= Provided data =
:::

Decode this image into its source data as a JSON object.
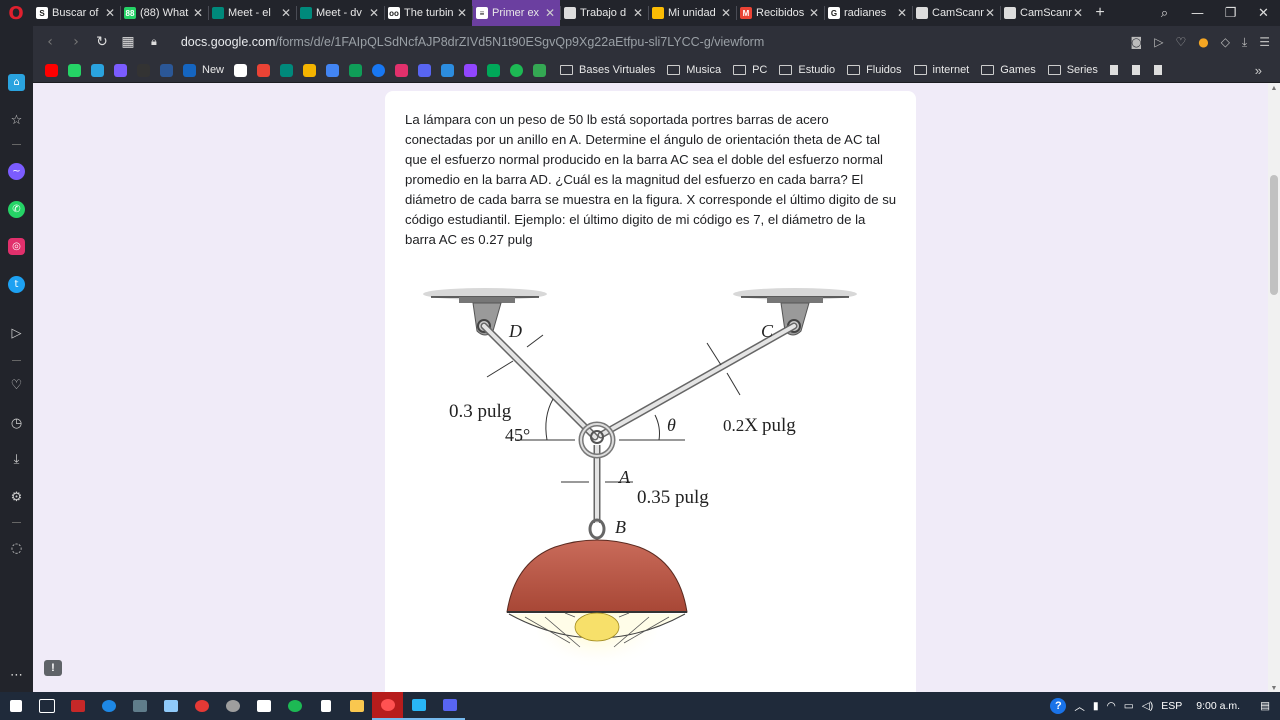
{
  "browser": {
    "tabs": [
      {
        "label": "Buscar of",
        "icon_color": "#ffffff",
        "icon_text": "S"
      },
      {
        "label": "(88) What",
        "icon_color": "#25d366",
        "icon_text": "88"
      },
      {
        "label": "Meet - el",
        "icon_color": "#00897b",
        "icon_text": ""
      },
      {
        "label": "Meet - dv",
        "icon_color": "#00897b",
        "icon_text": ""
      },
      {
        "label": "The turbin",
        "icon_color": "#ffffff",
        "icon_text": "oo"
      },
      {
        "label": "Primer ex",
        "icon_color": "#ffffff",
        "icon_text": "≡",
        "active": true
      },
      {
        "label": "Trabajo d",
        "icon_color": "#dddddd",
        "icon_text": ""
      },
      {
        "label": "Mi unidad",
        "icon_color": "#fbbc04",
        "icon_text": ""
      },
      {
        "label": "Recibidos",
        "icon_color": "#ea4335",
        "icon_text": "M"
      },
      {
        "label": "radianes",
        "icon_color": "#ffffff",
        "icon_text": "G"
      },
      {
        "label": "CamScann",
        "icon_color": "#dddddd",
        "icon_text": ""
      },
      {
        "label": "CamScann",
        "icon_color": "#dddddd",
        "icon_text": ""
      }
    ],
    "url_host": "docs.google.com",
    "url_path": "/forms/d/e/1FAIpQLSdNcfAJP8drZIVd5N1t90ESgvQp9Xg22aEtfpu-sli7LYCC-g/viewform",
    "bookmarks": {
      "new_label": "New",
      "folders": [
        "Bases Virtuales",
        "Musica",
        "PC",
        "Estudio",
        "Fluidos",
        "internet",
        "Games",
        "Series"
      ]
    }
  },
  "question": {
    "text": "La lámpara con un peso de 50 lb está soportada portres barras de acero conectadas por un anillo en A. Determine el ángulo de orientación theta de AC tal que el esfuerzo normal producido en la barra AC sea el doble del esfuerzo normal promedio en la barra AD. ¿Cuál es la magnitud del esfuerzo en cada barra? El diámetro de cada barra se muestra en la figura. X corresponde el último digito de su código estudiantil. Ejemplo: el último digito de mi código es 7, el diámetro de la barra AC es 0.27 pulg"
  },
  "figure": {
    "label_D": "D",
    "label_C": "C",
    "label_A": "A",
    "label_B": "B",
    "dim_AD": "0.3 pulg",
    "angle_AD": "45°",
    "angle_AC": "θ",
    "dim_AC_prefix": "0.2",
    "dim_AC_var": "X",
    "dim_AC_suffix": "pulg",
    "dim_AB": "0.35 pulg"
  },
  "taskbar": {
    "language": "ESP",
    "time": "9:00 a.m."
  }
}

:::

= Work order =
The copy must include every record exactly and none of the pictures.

= Completed exercise =
Decode this image into its source data as a JSON object.
{
  "browser": {
    "tabs": [
      {
        "label": "Buscar of",
        "icon_color": "#ffffff",
        "icon_text": "S"
      },
      {
        "label": "(88) What",
        "icon_color": "#25d366",
        "icon_text": "88"
      },
      {
        "label": "Meet - el",
        "icon_color": "#00897b",
        "icon_text": ""
      },
      {
        "label": "Meet - dv",
        "icon_color": "#00897b",
        "icon_text": ""
      },
      {
        "label": "The turbin",
        "icon_color": "#ffffff",
        "icon_text": "oo"
      },
      {
        "label": "Primer ex",
        "icon_color": "#ffffff",
        "icon_text": "≡",
        "active": true
      },
      {
        "label": "Trabajo d",
        "icon_color": "#dddddd",
        "icon_text": ""
      },
      {
        "label": "Mi unidad",
        "icon_color": "#fbbc04",
        "icon_text": ""
      },
      {
        "label": "Recibidos",
        "icon_color": "#ea4335",
        "icon_text": "M"
      },
      {
        "label": "radianes",
        "icon_color": "#ffffff",
        "icon_text": "G"
      },
      {
        "label": "CamScann",
        "icon_color": "#dddddd",
        "icon_text": ""
      },
      {
        "label": "CamScann",
        "icon_color": "#dddddd",
        "icon_text": ""
      }
    ],
    "url_host": "docs.google.com",
    "url_path": "/forms/d/e/1FAIpQLSdNcfAJP8drZIVd5N1t90ESgvQp9Xg22aEtfpu-sli7LYCC-g/viewform",
    "bookmarks": {
      "new_label": "New",
      "folders": [
        "Bases Virtuales",
        "Musica",
        "PC",
        "Estudio",
        "Fluidos",
        "internet",
        "Games",
        "Series"
      ]
    }
  },
  "question": {
    "text": "La lámpara con un peso de 50 lb está soportada portres barras de acero conectadas por un anillo en A. Determine el ángulo de orientación theta de AC tal que el esfuerzo normal producido en la barra AC sea el doble del esfuerzo normal promedio en la barra AD. ¿Cuál es la magnitud del esfuerzo en cada barra? El diámetro de cada barra se muestra en la figura. X corresponde el último digito de su código estudiantil. Ejemplo: el último digito de mi código es 7, el diámetro de la barra AC es 0.27 pulg"
  },
  "figure": {
    "label_D": "D",
    "label_C": "C",
    "label_A": "A",
    "label_B": "B",
    "dim_AD": "0.3 pulg",
    "angle_AD": "45°",
    "angle_AC": "θ",
    "dim_AC_prefix": "0.2",
    "dim_AC_var": "X",
    "dim_AC_suffix": "pulg",
    "dim_AB": "0.35 pulg"
  },
  "taskbar": {
    "language": "ESP",
    "time": "9:00 a.m."
  }
}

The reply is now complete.